Pres. Trump Honors St. Thomas Becket as “Lion of Religious Liberty” in White House Proclamation
Happy feast of St. Thomas Becket!
Pres. Trump issued a Dec. 29 proclamation honoring the 850th anniversary of the martyrdom of English archbishop, scholar, and statesman St. Thomas Becket as “a lion of religious liberty.”
The president said he “invites the people of the United States to observe the day in schools and churches and customary places of meeting with appropriate ceremonies in commemoration of the life and legacy of Thomas Becket.”
“Before the Magna Carta was drafted, before the right to free exercise of religion was enshrined as America’s first freedom in our glorious Constitution, Thomas gave his life so that, as he said, ‘the Church will attain liberty and peace.’”
Pres. Trump then described Archbishop St. Thomas Becket’s heroic story, who “rose to become the leader of the Church in England.”
The Story of St. Thomas Becket
King Henry II appointed priest friend and archdeacon Thomas Becket as Lord Chancellor of England. Becket later resigned after becoming Archbishop, and King Henry attempted to usurp the Church and implement government control through the Constitutions of Clarendon.
Becket refused to sign the document, infuriating King Henry.
Archbishop Becket responded, “God is the supreme ruler, above Kings” and “we ought to obey God rather than men.”
Since Becket did not obey King Henry’s orders, “he was forced to forfeit his own property and flee his country.”
Years later, the Pope intervened and allowed him to return to England. However, Becket continued to refuse the state’s religious orders.
King Henry said, “Will no one rid me of this meddlesome priest?”
The king’s knights then rode to Canterbury Cathedral with an ultimatum: obey the King’s orders or die. St. Thomas Becket chose the latter.
On Dec. 29, 1170, St. Thomas Becket said this upon his death in Canterbury Cathedral after praying Vespers: “For the name of Jesus and the protection of the Church, I am ready to embrace death.”
Pope Alexander III canonized St. Thomas Becket just two years after his death.
Pres. Trump said this of St. Thomas Becket’s martyrdom:
“Thomas Becket’s martyrdom changed the course of history. It eventually brought about numerous constitutional limitations on the power of the state over the Church across the West.
“In England, Becket’s murder led to the Magna Carta’s declaration 45 years later that: “[T]he English church shall be free, and shall have its rights undiminished and its liberties unimpaired.”
“When the Archbishop refused to allow the King to interfere in the affairs of the Church, Thomas Becket stood at the intersection of church and state.
“That stand, after centuries of state-sponsored religious oppression and religious wars throughout Europe, eventually led to the establishment of religious liberty in the New World.”
“It is because of great men like Thomas Becket that the first American President George Washington could proclaim more than 600 years later that, in the United States, ‘All possess alike liberty of conscience and immunities of citizenship’ and that ‘it is now no more that toleration is spoken of, as if it was by the indulgence of one class of people, that another enjoyed the exercise of their inherent natural rights.’”

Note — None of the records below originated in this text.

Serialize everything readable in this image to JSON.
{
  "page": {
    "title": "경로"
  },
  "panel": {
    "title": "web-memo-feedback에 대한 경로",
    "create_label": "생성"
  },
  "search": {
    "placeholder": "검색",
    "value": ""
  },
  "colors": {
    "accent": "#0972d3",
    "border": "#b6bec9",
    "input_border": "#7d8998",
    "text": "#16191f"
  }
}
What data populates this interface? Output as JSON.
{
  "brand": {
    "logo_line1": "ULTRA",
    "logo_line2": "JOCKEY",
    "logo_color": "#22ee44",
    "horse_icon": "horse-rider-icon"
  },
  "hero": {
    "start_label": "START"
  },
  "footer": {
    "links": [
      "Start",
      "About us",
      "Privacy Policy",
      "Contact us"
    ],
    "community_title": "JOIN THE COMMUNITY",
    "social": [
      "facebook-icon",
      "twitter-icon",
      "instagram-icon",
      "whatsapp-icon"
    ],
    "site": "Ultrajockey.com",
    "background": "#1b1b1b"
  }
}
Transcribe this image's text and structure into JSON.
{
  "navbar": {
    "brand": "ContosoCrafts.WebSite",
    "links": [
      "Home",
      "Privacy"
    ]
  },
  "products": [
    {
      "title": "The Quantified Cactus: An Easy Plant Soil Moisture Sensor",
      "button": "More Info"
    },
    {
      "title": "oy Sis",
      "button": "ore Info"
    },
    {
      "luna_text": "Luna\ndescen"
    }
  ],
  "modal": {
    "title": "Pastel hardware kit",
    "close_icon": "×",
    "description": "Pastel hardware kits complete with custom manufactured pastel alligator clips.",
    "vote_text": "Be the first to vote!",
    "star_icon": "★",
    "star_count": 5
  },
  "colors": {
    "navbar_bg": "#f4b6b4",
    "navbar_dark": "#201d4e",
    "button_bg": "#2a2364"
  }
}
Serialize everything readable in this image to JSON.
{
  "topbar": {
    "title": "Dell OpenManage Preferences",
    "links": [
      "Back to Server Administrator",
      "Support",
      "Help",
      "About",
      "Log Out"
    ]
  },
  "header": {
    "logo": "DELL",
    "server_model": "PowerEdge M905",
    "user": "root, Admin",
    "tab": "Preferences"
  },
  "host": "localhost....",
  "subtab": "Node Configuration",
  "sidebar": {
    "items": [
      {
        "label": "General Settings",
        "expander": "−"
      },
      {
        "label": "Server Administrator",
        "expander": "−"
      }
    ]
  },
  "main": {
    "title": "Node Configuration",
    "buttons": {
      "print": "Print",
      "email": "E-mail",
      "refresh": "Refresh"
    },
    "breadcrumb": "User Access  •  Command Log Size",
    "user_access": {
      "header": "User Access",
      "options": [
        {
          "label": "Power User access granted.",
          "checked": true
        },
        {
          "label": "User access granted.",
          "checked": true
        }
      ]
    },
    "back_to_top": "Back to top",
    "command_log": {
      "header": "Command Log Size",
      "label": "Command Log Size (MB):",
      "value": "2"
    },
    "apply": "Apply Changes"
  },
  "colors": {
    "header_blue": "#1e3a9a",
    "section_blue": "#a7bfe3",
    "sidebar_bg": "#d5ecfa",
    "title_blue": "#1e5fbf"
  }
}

“Thomas Becket’s death serves as a powerful and timeless reminder to every American that our freedom from religious persecution is not a mere luxury or accident of history, but rather an essential element of our liberty. It is our priceless treasure and inheritance. And it was bought with the blood of martyrs.”
“We pray for religious believers everywhere who suffer persecution for their faith. We especially pray for their brave and inspiring shepherds — like Cardinal Joseph Zen of Hong Kong and Pastor Wang Yi of Chengdu — who are tireless witnesses to hope.
“To honor Thomas Becket’s memory, the crimes against people of faith must stop, prisoners of conscience must be released, laws restricting freedom of religion and belief must be repealed, and the vulnerable, the defenseless, and the oppressed must be protected.
“The tyranny and murder that shocked the conscience of the Middle Ages must never be allowed to happen again. As long as America stands, we will always defend religious liberty.
“A society without religion cannot prosper. A nation without faith cannot endure — because justice, goodness, and peace cannot prevail without the grace of God.”